If you take a look at all the Final cut people who are trying to learn Avid, I think you will have an answer to your question about Final Cut X. It is leaning towards the consumer market, not to Pro market.
I guess we'll take a little detour from the topic. FCPX has taken an entirely different direction and isn't concerned about "legacy" equipment. They are looking forward and thinking editors and production houses will never need to access tape. They removed the ability (without 3rd parties) to capture tape. FCPX could be considered amazing and horrible at the same time. It just depends on where you are using it and your workflow.

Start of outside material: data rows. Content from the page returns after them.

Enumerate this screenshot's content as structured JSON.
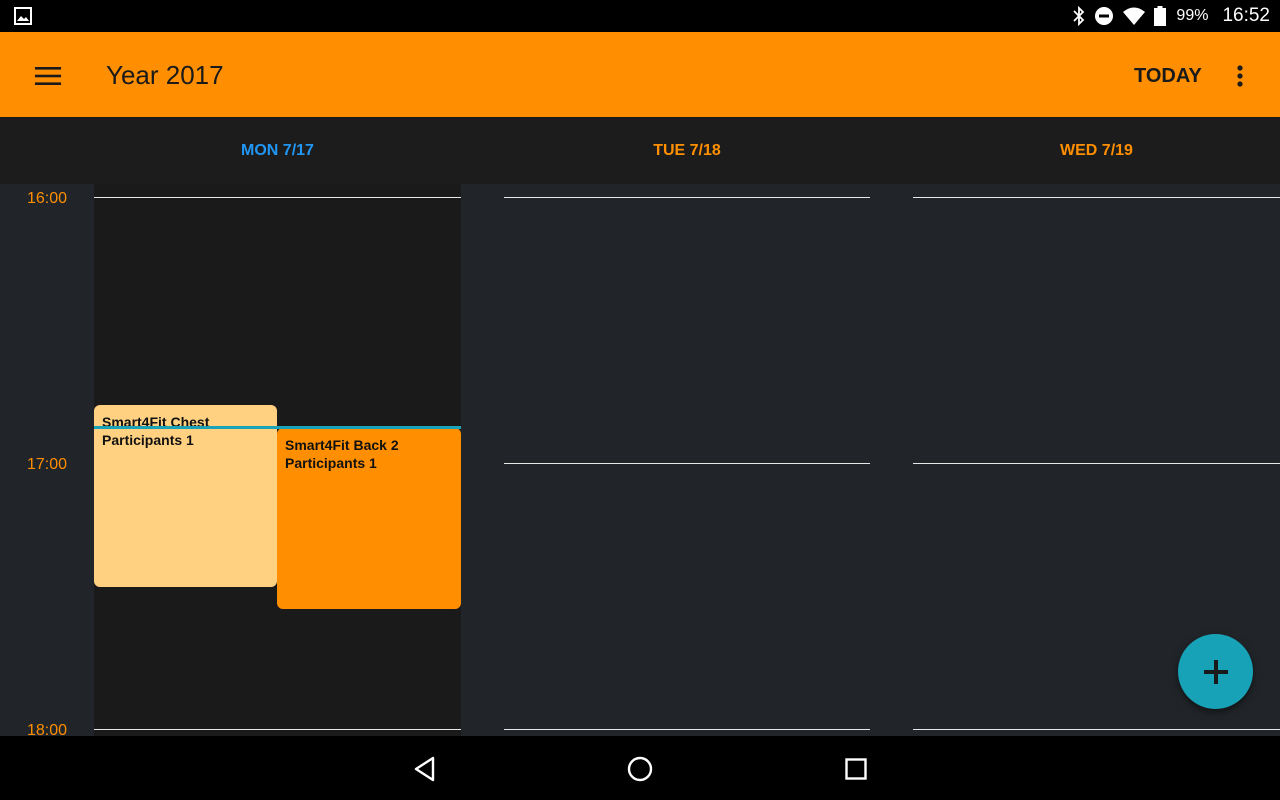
{
  "status_bar": {
    "battery_percent": "99%",
    "time": "16:52",
    "icons": [
      "image-icon",
      "bluetooth-icon",
      "do-not-disturb-icon",
      "wifi-icon",
      "battery-icon"
    ]
  },
  "app_bar": {
    "title": "Year 2017",
    "today_label": "TODAY"
  },
  "colors": {
    "accent": "#FF8F00",
    "today_header": "#2196F3",
    "fab": "#17a2b8",
    "now_line": "#1aa3b8",
    "event_light": "#FFD180",
    "event_dark": "#FF8F00"
  },
  "days": [
    {
      "label": "MON 7/17",
      "is_today": true
    },
    {
      "label": "TUE 7/18",
      "is_today": false
    },
    {
      "label": "WED 7/19",
      "is_today": false
    }
  ],
  "time_labels": [
    "16:00",
    "17:00",
    "18:00"
  ],
  "events": [
    {
      "title": "Smart4Fit Chest",
      "participants": "Participants 1",
      "day": "MON 7/17"
    },
    {
      "title": "Smart4Fit Back 2",
      "participants": "Participants 1",
      "day": "MON 7/17"
    }
  ],
  "fab": {
    "icon": "plus-icon"
  },
  "nav_bar": {
    "icons": [
      "back-icon",
      "home-icon",
      "recents-icon"
    ]
  }
}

Avid is rock solid and, depending on your market, in demand. If you are switching your editorial system, then you need to analyze your market, your clients. Some clients care about the tools used to get the final product - others don't care or even know the difference. If you can produce videos that your customers like and pay for, then the system you use is your choice. If you have customers who walk away because you are editing on _____ system, then you need to review your market base.
You mention: "According to Apple, Avid is declining rapidly in the market and FCP is increasing rapidly." That statement may have been true a year ago, I don't believe it now. Avid has reduced its price and made the product more open in terms of 3rd party hardware.
Anything worth doing at all, is worth doing well.
- Philip Dormer Stanhope, Earl of Chesterfield
I think I understand it better now.
[lou cann] "So are you saying that FCX is Amazing...or Horrible?"
IN broadcast TV? Horrible. Downright bad. FCX lost the ability to do many things I need to do, and COULD do, with FCP 7. Export OMF for audio, Export EDL for various reasons (VFX work, stock footage tracking, online in other systems), ability to view timeline and source monitor on external broadcast monitor for color correction, and for client monitoring, professional level color correction (the new FCX tool is a complete joke), the need for separate tracks for keeping audio separate, and EASY TO FIND (Roles is Apples answer to that...not sure if it does what I need though).
The need to capture tape directly into FCP, instead of relying on the third party IO card to make software for this. Because the offline/online workflow...the need to BATCH CAPTURE...is still a big part of my workflow. Apple seems to think that only firewire tape formats exist (much to their chagrin), and that if we want to capture other tape formats, they leave that up to the IO makers to allow. And that doesn't work at all.
Shared storage and multi-editor workstations. FCX doesn't allow that.
And besides all of that...they changed the entire editing workflow...how editing is done...and that just kills it. There is nothing wrong with how editing is done now, via tracks. They tried to fix something that wasn't broken. So now, with FCX, we need to learn a whole new tool with drastic new ways of doing things. Or...move to other NLEs that work just like we are used to and do what we need. The choice is easy.
[lou cann] "According to Apple, Avid is declining rapidly in the market and FCP is increasing rapidly."
That was before FCX came out. That's the funny thing...Avid WAS failing. FCP was taking over the market...getting ready to dominate and sink Avid. Then FCX came out, and Avid is set to gain back a LOT of marketshare. It might take a while as many of us still use FCP 7 and will for a couple more years as it does what we need. But when making the move to newer workflows, codecs and features that we need, we'll be looking at Avid and Adobe.
FCX is not intended for my market...the broadcast market. It is VERY clear in how the software was designed and by the features it has. It is meant for a larger, midrange and consumer market. Broadcast TV was 2% of FCPs market...so catering to our needs, in their minds, was silly.
[lou cann] "If I am going to switch my editorial system this year, I want it to be a system that is "in Demand" or "Rock solid" in the future market place."
What you choose is entirely up to you...what kind of projects are you doing? What NLE best allows you to do them? That's what you use. And if you want to get into editing where you are hired to use systems (freelancers...big thing in LA, NY)...best to use the tool that the market is using.
Little Frog Post
Read my blog, Little Frog in High Def